[1] An aerial view of the Awá village I visited. [2] A family of Awá in the village. [3] A young Awá hunter.

Today, in a world where they can no longer live as nomads, the Awá are struggling for survival and for their unique cultural identity. For the Awá, hunting is a way of life, and as the illegal loggers distort the forest habitat, the animals are disappearing. Despite their efforts to keep moving, they face the encroachment of the modern world at every turn, and remain threatened with extinction.

The Awá people need time to recover from the extreme brutality and humiliation they have suffered for centuries at the hands of the invaders. Yet we do not give them time. In our world, time is money. We cannot let the last of the Awá, or any other indigenous tribal people, disappear.

One of the last remaining groups of Awá people today.

One of the last remaining groups of Awá people today.

“The world in which you were born is just one model of reality. Other cultures are not failed attempts at being you; they are unique manifestations of the human spirit.”

— WADE DAVIS

Aparana’i with her newborn baby.

Aparana’i with her newborn baby.

TAKE ACTION

Learn more about uncontacted tribes in Brazil through Survival International as they work to protect the last Awá.

 

THIS ARTICLE WAS ORIGINALLY PUBLISHED ON MAPTIA.

 

DOMENICO PUGLIESE

Domenico is an Italian photographer currently based in London.
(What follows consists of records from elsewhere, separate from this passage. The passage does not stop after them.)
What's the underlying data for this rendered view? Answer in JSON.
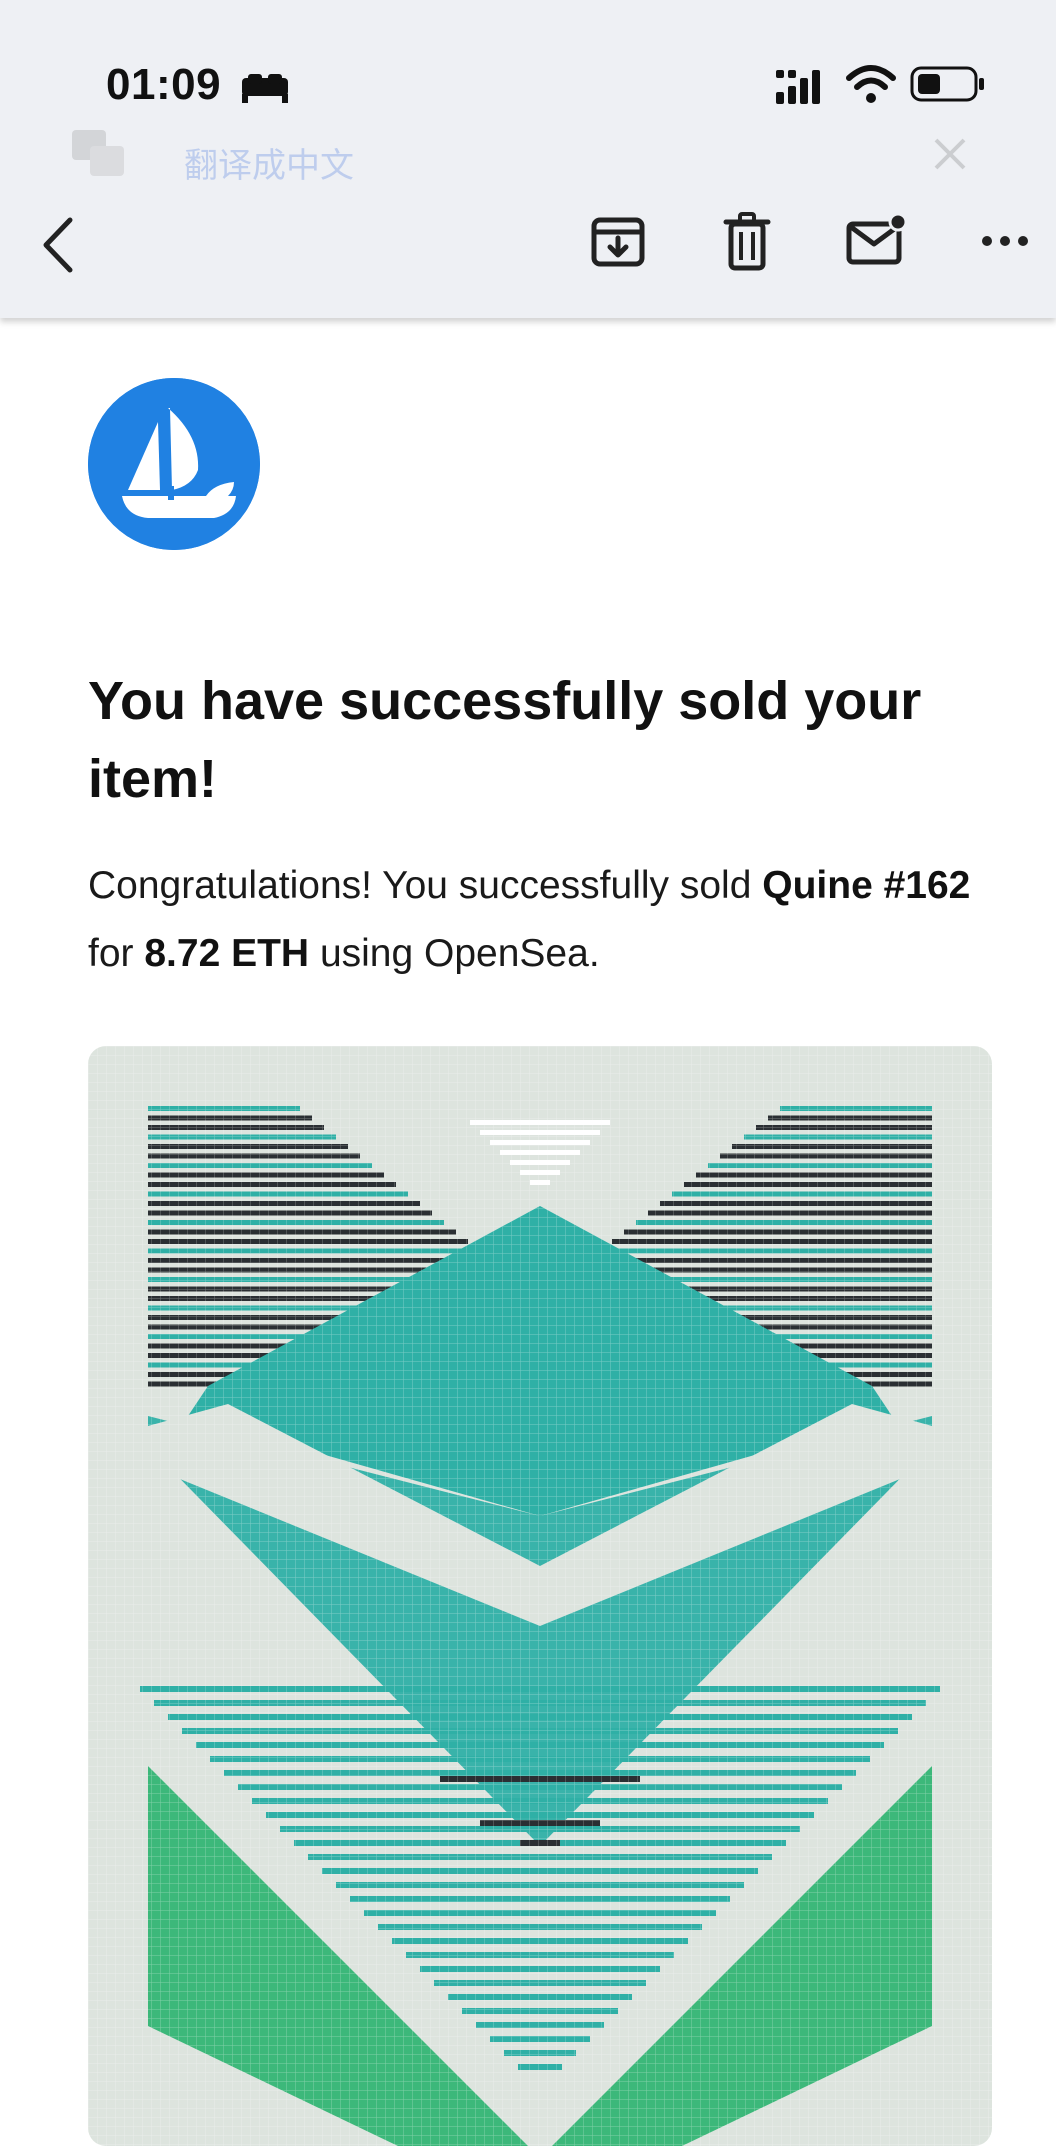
{
  "status_bar": {
    "time": "01:09",
    "icons": [
      "bed-icon",
      "cellular-signal-icon",
      "wifi-icon",
      "battery-icon"
    ]
  },
  "translate_bar": {
    "text": "翻译成中文",
    "icons": [
      "translate-icon",
      "close-icon"
    ]
  },
  "toolbar": {
    "icons": [
      "back-icon",
      "archive-icon",
      "trash-icon",
      "mark-unread-icon",
      "more-icon"
    ]
  },
  "email": {
    "logo": "opensea-logo",
    "headline": "You have successfully sold your item!",
    "body": {
      "intro": "Congratulations! You successfully sold ",
      "item_name": "Quine #162",
      "for_text": " for ",
      "price": "8.72 ETH",
      "outro": " using OpenSea."
    },
    "artwork": "item-image"
  },
  "colors": {
    "brand_blue": "#2081e2",
    "toolbar_bg": "#eef0f4",
    "art_bg": "#dde4de",
    "art_teal": "#2fb0a6",
    "art_dark": "#2a2f33",
    "art_green": "#3cb87a"
  }
}
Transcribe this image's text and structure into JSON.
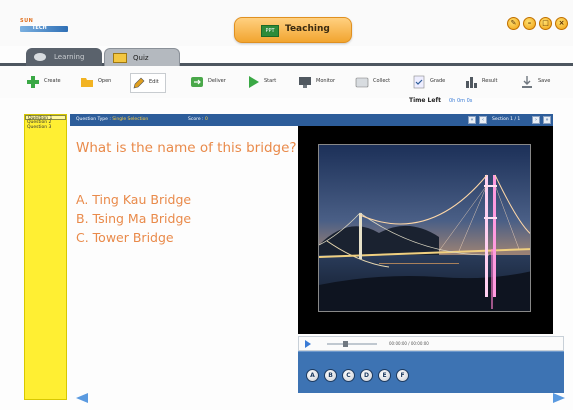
{
  "app": {
    "logo_top": "SUN",
    "logo_bottom": "TECH",
    "mode_label": "Teaching",
    "mode_icon_text": "PPT",
    "window_controls": [
      "settings-icon",
      "minimize-icon",
      "maximize-icon",
      "close-icon"
    ]
  },
  "tabs": [
    {
      "label": "Learning",
      "icon": "graduation-cap-icon"
    },
    {
      "label": "Quiz",
      "icon": "quiz-icon"
    }
  ],
  "toolbar": [
    {
      "label": "Create",
      "icon": "plus-icon"
    },
    {
      "label": "Open",
      "icon": "folder-icon"
    },
    {
      "label": "Edit",
      "icon": "pencil-icon"
    },
    {
      "label": "Deliver",
      "icon": "deliver-icon"
    },
    {
      "label": "Start",
      "icon": "play-icon"
    },
    {
      "label": "Monitor",
      "icon": "monitor-icon"
    },
    {
      "label": "Collect",
      "icon": "collect-icon"
    },
    {
      "label": "Grade",
      "icon": "grade-icon"
    },
    {
      "label": "Result",
      "icon": "bar-chart-icon"
    },
    {
      "label": "Save",
      "icon": "save-icon"
    }
  ],
  "timer": {
    "label": "Time Left",
    "value": "0h 0m 0s"
  },
  "questions": [
    "Question 1",
    "Question 2",
    "Question 3"
  ],
  "selected_question": 0,
  "header": {
    "type_label": "Question Type :",
    "type_value": "Single Selection",
    "score_label": "Score :",
    "score_value": "0",
    "section": "Section 1 / 1"
  },
  "question_text": "What is the name of this bridge?",
  "options": [
    "A. Ting Kau Bridge",
    "B. Tsing Ma Bridge",
    "C. Tower Bridge"
  ],
  "media": {
    "time": "00:00:00 / 00:00:00"
  },
  "answer_buttons": [
    "A",
    "B",
    "C",
    "D",
    "E",
    "F"
  ],
  "colors": {
    "accent": "#2d5d9a",
    "question_text": "#e98a4a",
    "question_list_bg": "#ffef33",
    "answer_panel": "#3d73b3"
  }
}
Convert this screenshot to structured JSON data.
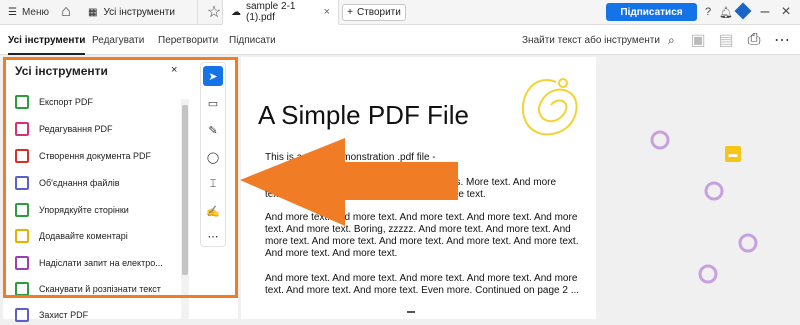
{
  "topbar": {
    "menu_label": "Меню",
    "tabs": [
      {
        "label": "Усі інструменти"
      },
      {
        "label": "sample 2-1 (1).pdf"
      }
    ],
    "create_label": "Створити",
    "subscribe_label": "Підписатися"
  },
  "menubar": {
    "items": [
      "Усі інструменти",
      "Редагувати",
      "Перетворити",
      "Підписати"
    ],
    "search_label": "Знайти текст або інструменти"
  },
  "panel": {
    "title": "Усі інструменти",
    "tools": [
      {
        "label": "Експорт PDF",
        "color": "#2e9c3e"
      },
      {
        "label": "Редагування PDF",
        "color": "#d4317b"
      },
      {
        "label": "Створення документа PDF",
        "color": "#d93025"
      },
      {
        "label": "Об'єднання файлів",
        "color": "#5b5fc7"
      },
      {
        "label": "Упорядкуйте сторінки",
        "color": "#2e9c3e"
      },
      {
        "label": "Додавайте коментарі",
        "color": "#e8b100"
      },
      {
        "label": "Надіслати запит на електро...",
        "color": "#9c3fb3"
      },
      {
        "label": "Сканувати й розпізнати текст",
        "color": "#2e9c3e"
      },
      {
        "label": "Захист PDF",
        "color": "#5b5fc7"
      }
    ]
  },
  "document": {
    "title": "A Simple PDF File",
    "lines": [
      "This is a small demonstration .pdf file -",
      "just for use in the Virtual Mechanics tutorials. More text. And more",
      "text. And more text. And more text. And more text.",
      "And more text. And more text. And more text. And more text. And more",
      "text. And more text. Boring, zzzzz. And more text. And more text. And",
      "more text. And more text. And more text. And more text. And more text.",
      "And more text. And more text.",
      "And more text. And more text. And more text. And more text. And more",
      "text. And more text. And more text. Even more. Continued on page 2 ..."
    ]
  },
  "accent_colors": {
    "annotation": "#f07c26",
    "primary": "#1473e6"
  }
}
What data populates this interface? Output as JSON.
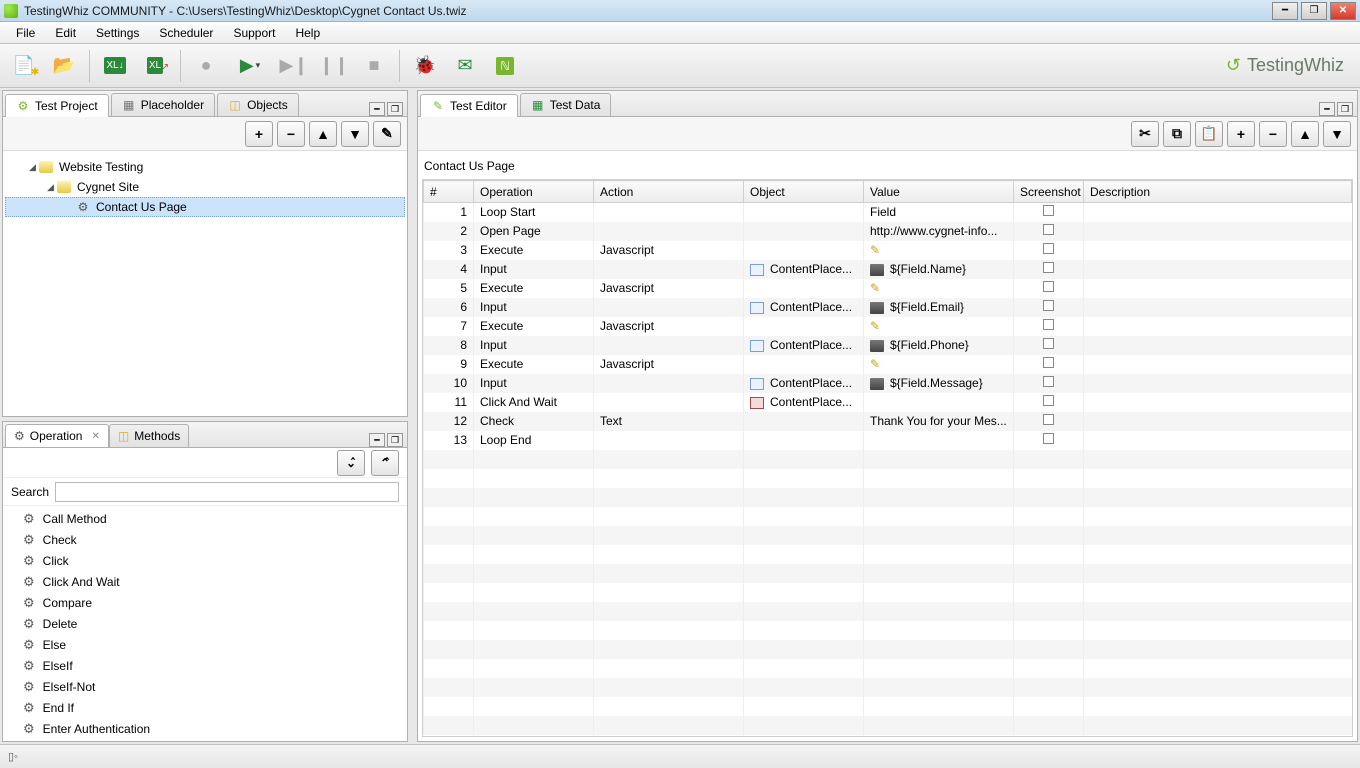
{
  "window": {
    "title": "TestingWhiz COMMUNITY - C:\\Users\\TestingWhiz\\Desktop\\Cygnet Contact Us.twiz"
  },
  "menu": {
    "items": [
      "File",
      "Edit",
      "Settings",
      "Scheduler",
      "Support",
      "Help"
    ]
  },
  "brand": {
    "name": "TestingWhiz"
  },
  "left_tabs": {
    "items": [
      "Test Project",
      "Placeholder",
      "Objects"
    ],
    "active": 0
  },
  "tree": {
    "root": "Website Testing",
    "child": "Cygnet Site",
    "leaf": "Contact Us Page"
  },
  "op_tabs": {
    "op": "Operation",
    "methods": "Methods"
  },
  "search_label": "Search",
  "operations": [
    "Call Method",
    "Check",
    "Click",
    "Click And Wait",
    "Compare",
    "Delete",
    "Else",
    "ElseIf",
    "ElseIf-Not",
    "End If",
    "Enter Authentication"
  ],
  "right_tabs": {
    "items": [
      "Test Editor",
      "Test Data"
    ],
    "active": 0
  },
  "editor": {
    "page_name": "Contact Us Page",
    "columns": [
      "#",
      "Operation",
      "Action",
      "Object",
      "Value",
      "Screenshot",
      "Description"
    ],
    "rows": [
      {
        "n": "1",
        "op": "Loop Start",
        "action": "",
        "object": "",
        "value": "Field",
        "vicon": ""
      },
      {
        "n": "2",
        "op": "Open Page",
        "action": "",
        "object": "",
        "value": "http://www.cygnet-info...",
        "vicon": ""
      },
      {
        "n": "3",
        "op": "Execute",
        "action": "Javascript",
        "object": "",
        "value": "",
        "vicon": "edit"
      },
      {
        "n": "4",
        "op": "Input",
        "action": "",
        "object": "ContentPlace...",
        "value": "${Field.Name}",
        "vicon": "db"
      },
      {
        "n": "5",
        "op": "Execute",
        "action": "Javascript",
        "object": "",
        "value": "",
        "vicon": "edit"
      },
      {
        "n": "6",
        "op": "Input",
        "action": "",
        "object": "ContentPlace...",
        "value": "${Field.Email}",
        "vicon": "db"
      },
      {
        "n": "7",
        "op": "Execute",
        "action": "Javascript",
        "object": "",
        "value": "",
        "vicon": "edit"
      },
      {
        "n": "8",
        "op": "Input",
        "action": "",
        "object": "ContentPlace...",
        "value": "${Field.Phone}",
        "vicon": "db"
      },
      {
        "n": "9",
        "op": "Execute",
        "action": "Javascript",
        "object": "",
        "value": "",
        "vicon": "edit"
      },
      {
        "n": "10",
        "op": "Input",
        "action": "",
        "object": "ContentPlace...",
        "value": "${Field.Message}",
        "vicon": "db"
      },
      {
        "n": "11",
        "op": "Click And Wait",
        "action": "",
        "object": "ContentPlace...",
        "value": "",
        "vicon": ""
      },
      {
        "n": "12",
        "op": "Check",
        "action": "Text",
        "object": "",
        "value": "Thank You for your Mes...",
        "vicon": ""
      },
      {
        "n": "13",
        "op": "Loop End",
        "action": "",
        "object": "",
        "value": "",
        "vicon": ""
      }
    ]
  }
}
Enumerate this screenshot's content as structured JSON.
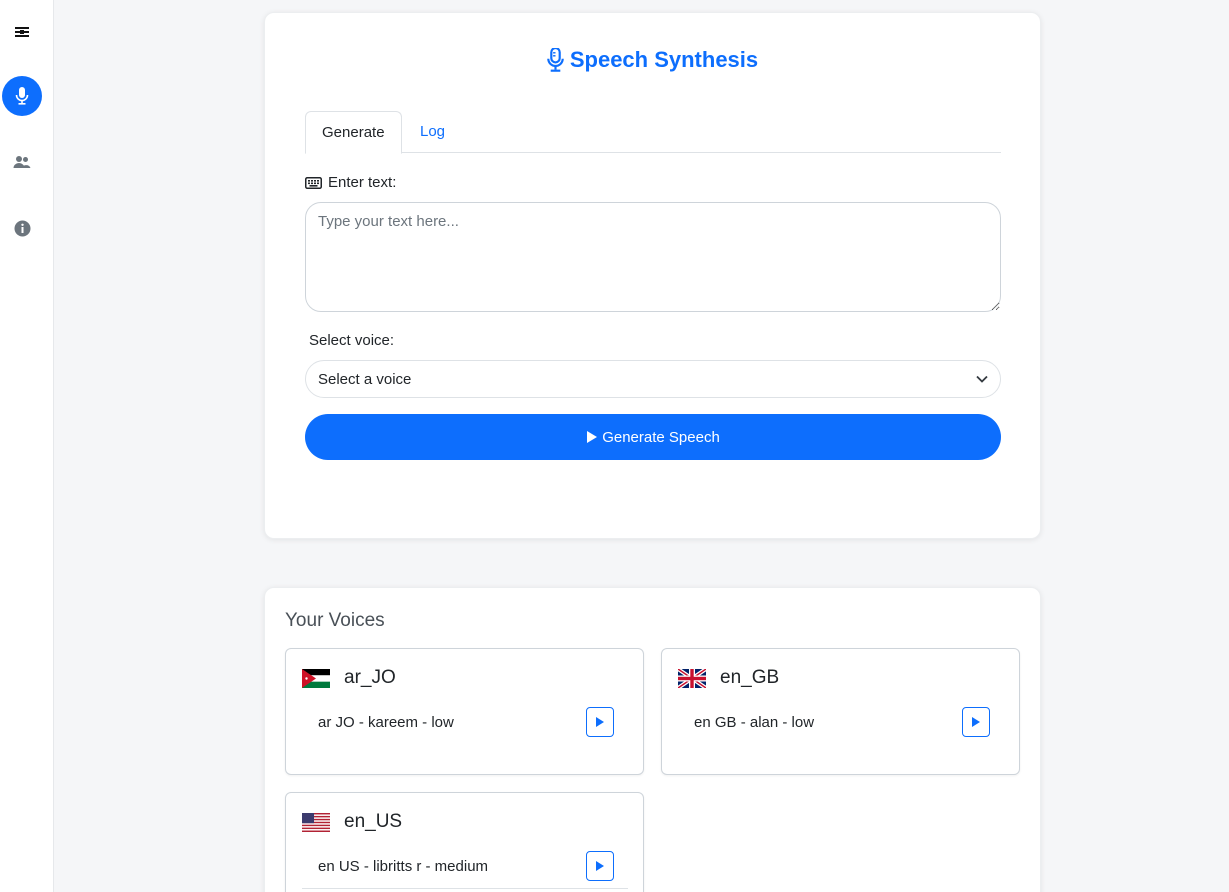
{
  "sidebar": {
    "items": [
      {
        "icon": "sliders-icon"
      },
      {
        "icon": "microphone-icon",
        "active": true
      },
      {
        "icon": "users-icon"
      },
      {
        "icon": "info-icon"
      }
    ]
  },
  "header": {
    "title": "Speech Synthesis",
    "icon": "microphone-icon"
  },
  "tabs": [
    {
      "label": "Generate",
      "active": true
    },
    {
      "label": "Log",
      "active": false
    }
  ],
  "form": {
    "text_label": "Enter text:",
    "text_placeholder": "Type your text here...",
    "text_value": "",
    "voice_label": "Select voice:",
    "voice_selected": "Select a voice",
    "generate_label": "Generate Speech"
  },
  "voices": {
    "title": "Your Voices",
    "groups": [
      {
        "locale": "ar_JO",
        "flag": "jordan-flag",
        "items": [
          {
            "name": "ar JO - kareem - low"
          }
        ]
      },
      {
        "locale": "en_GB",
        "flag": "uk-flag",
        "items": [
          {
            "name": "en GB - alan - low"
          }
        ]
      },
      {
        "locale": "en_US",
        "flag": "us-flag",
        "items": [
          {
            "name": "en US - libritts r - medium"
          }
        ]
      }
    ]
  },
  "colors": {
    "accent": "#0d6efd",
    "background": "#f5f6f8",
    "card": "#ffffff"
  }
}
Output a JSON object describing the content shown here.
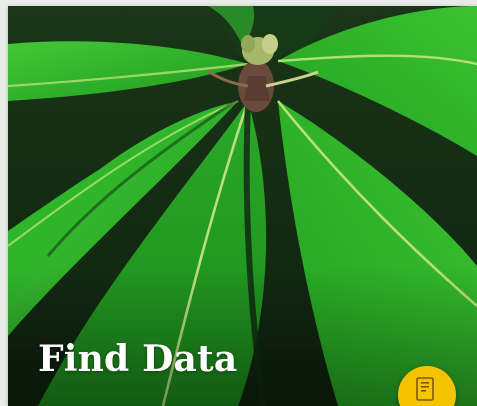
{
  "card": {
    "title": "Find Data",
    "image_subject": "rhododendron-leaves"
  },
  "fab": {
    "icon": "document-icon",
    "color": "#f5c400"
  },
  "colors": {
    "leaf_green": "#2fb52a",
    "leaf_midrib": "#b9e07a",
    "shadow_dark": "#0f2a10",
    "page_background": "#e9ece9"
  }
}
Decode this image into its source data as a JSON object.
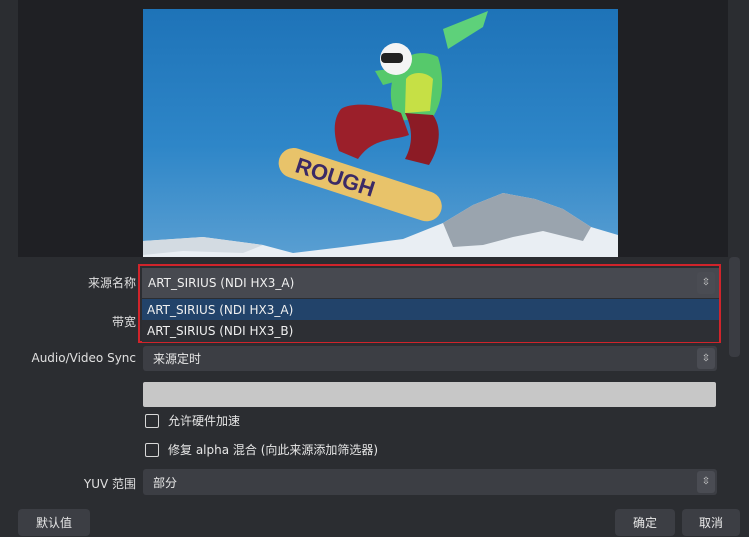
{
  "preview": {
    "image_description_icon": "snowboarder-photo",
    "board_text": "ROUGH"
  },
  "form": {
    "source_name_label": "来源名称",
    "source_name_value": "ART_SIRIUS (NDI HX3_A)",
    "source_options": [
      "ART_SIRIUS (NDI HX3_A)",
      "ART_SIRIUS (NDI HX3_B)"
    ],
    "bandwidth_label": "带宽",
    "av_sync_label": "Audio/Video Sync",
    "av_sync_value": "来源定时",
    "hw_accel_label": "允许硬件加速",
    "alpha_fix_label": "修复 alpha 混合 (向此来源添加筛选器)",
    "yuv_range_label": "YUV 范围",
    "yuv_range_value": "部分"
  },
  "buttons": {
    "defaults": "默认值",
    "ok": "确定",
    "cancel": "取消"
  },
  "colors": {
    "highlight": "#d0242b",
    "selected_item": "#22436a"
  }
}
His long term project is working with the "Awa-Guaja" tribe in the Brazilian Amazon.